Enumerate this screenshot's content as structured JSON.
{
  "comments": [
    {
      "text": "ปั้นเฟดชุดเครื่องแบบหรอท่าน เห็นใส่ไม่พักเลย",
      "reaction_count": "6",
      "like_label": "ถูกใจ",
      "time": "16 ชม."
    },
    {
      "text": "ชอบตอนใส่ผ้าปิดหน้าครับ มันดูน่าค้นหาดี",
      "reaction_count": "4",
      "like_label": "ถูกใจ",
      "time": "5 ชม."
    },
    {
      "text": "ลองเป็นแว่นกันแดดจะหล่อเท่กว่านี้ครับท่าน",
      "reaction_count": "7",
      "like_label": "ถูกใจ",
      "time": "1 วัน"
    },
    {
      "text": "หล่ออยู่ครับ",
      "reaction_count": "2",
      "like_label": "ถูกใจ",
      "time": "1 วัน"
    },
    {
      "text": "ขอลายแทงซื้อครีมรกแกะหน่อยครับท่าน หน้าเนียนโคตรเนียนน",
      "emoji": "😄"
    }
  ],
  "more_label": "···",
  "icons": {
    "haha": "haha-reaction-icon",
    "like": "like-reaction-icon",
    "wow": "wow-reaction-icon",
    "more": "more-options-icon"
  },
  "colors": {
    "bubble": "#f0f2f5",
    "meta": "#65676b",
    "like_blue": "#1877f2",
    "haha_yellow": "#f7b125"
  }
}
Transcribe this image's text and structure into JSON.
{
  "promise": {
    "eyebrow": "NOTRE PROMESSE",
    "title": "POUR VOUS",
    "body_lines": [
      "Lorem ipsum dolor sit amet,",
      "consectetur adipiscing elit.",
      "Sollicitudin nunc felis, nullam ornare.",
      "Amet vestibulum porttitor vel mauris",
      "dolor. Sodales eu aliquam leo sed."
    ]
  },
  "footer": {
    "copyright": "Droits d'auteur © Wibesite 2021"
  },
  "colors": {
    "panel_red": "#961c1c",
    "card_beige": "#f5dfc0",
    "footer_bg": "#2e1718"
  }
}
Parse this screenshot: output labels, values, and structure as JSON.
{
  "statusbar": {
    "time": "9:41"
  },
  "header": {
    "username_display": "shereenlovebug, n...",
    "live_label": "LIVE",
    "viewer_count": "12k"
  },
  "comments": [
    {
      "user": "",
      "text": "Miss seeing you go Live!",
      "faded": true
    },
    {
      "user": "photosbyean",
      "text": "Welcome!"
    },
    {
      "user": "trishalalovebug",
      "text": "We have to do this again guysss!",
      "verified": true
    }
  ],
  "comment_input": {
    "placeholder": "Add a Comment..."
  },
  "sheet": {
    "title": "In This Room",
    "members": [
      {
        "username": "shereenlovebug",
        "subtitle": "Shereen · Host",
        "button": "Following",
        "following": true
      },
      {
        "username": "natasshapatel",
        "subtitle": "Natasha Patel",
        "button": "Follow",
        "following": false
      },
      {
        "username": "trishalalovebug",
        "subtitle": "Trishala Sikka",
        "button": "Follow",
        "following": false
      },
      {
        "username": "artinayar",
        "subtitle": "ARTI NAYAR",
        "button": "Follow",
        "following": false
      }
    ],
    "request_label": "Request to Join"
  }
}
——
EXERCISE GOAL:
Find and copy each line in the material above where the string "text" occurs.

EXERCISE RESPONSE:
      "text": "ปั้นเฟดชุดเครื่องแบบหรอท่าน เห็นใส่ไม่พักเลย",
      "text": "ชอบตอนใส่ผ้าปิดหน้าครับ มันดูน่าค้นหาดี",
      "text": "ลองเป็นแว่นกันแดดจะหล่อเท่กว่านี้ครับท่าน",
      "text": "หล่ออยู่ครับ",
      "text": "ขอลายแทงซื้อครีมรกแกะหน่อยครับท่าน หน้าเนียนโคตรเนียนน",
Transcribe this image's text and structure into JSON.
      "text": "Miss seeing you go Live!",
      "text": "Welcome!"
      "text": "We have to do this again guysss!",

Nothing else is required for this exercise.